Coming into effect since as from July 28, 2016, the Trademark Act (No. 3) B.E. 2559 introduced a new criterion in assessing confusing similarity. Prior to this amendment, a mark is rejected on the relative grounds if there is a prior identical or confusingly similar mark in (i) the same class, or (ii) different classes but covering related goods/services. This literally means that, when a junior mark faces a prior identical or confusingly similar mark in the same class, the junior mark will be rejected even when the specific goods/services are not related. Only when the marks are in different classes will the authority need to consider the nature of the goods/services.
Under the new Act, nonetheless, the prior identical or confusingly similar mark will be an obstacle only if it covers goods/services of the same nature regardless of whether they are in the same or different classes. Accordingly, even when the marks are in the same class, the authority will have to further analyze whether the goods/services are of the same nature or not.
Recently, the Trademark Board has issued some interesting rulings in line with this amendment. The Board held typewriters not related stamps, newspaper, books, photos, and posters reasoning that they are different in terms of the natures and purposes of use (Decision No. 1499/2559). In Decision No. 1521/2559, the Board allowed co-existence of similar marks in I.C. 1 on the grounds that specific goods of both parties were different. The senior mark is registered in relation to additives, ingredients and other chemicals for use in production of hair and skin care products whereas the junior mark is applied for modifiers agents for coating. The Board elaborated that the goods were specialized chemical products for industrial use and the relevant consumers should be able to exercise a high degree of care when selecting the goods.
Similarly, in Decision No. 41/2460, the Board found the marks in the same class similar but still accepted the junior one reasoning that there would be no likelihood of confusion due to different goods.
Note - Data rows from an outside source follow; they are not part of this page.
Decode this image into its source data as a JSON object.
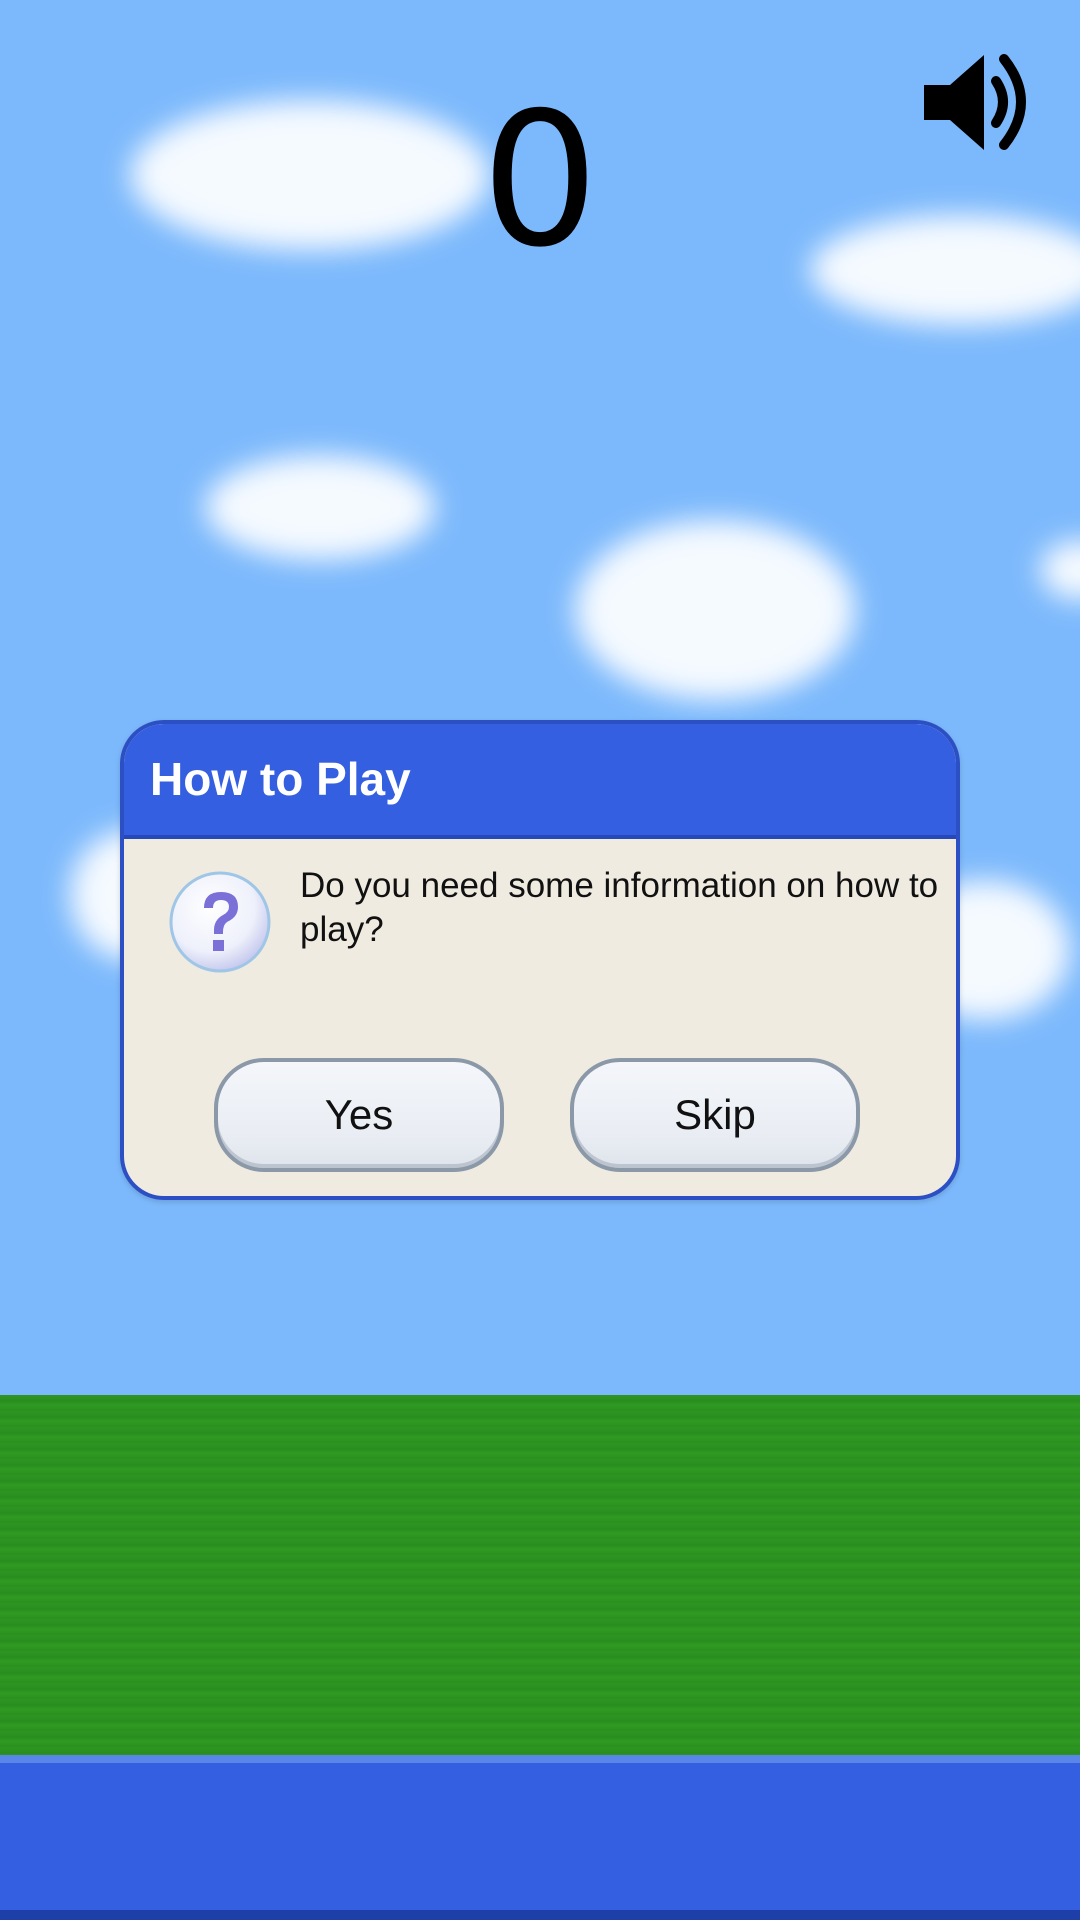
{
  "score": "0",
  "sound": {
    "icon": "speaker-on-icon"
  },
  "dialog": {
    "title": "How to Play",
    "message": "Do you need some information on how to play?",
    "icon": "question-icon",
    "yes_label": "Yes",
    "skip_label": "Skip"
  },
  "colors": {
    "sky": "#7cb9fc",
    "grass": "#2d9621",
    "ground_strip": "#335fe0",
    "dialog_header": "#335fe0",
    "dialog_body": "#efebe1"
  }
}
While the senior mark covers electric drills, the junior mark is filed for machine parts. Having considered these, the Board found them totally different in term of characters, purposes of use, intended buyers, and trade channels. Especially for the trade channels, the Board emphasized that the machine parts were not sold at regular shops but through specific authorized distributors.
In Decision. No. 43/2560, the Board held glue for industrial use not related to cellulose ester for production of paint, color, and coating. The Board explained that the goods of both parties were chemicals but they were used for different purposes and industries. The Board also added that relevant consumers will carefully select the goods in accordance with their intended use.
This new approach should allow more flexibility in assessing similarity. Rather than taking a formalistic approach by relying strictly on the classification, the authority can take a more realistic view by considering an actual nature of the relevant goods/services. This should lead to a more reasonable assessment of likelihood of confusion.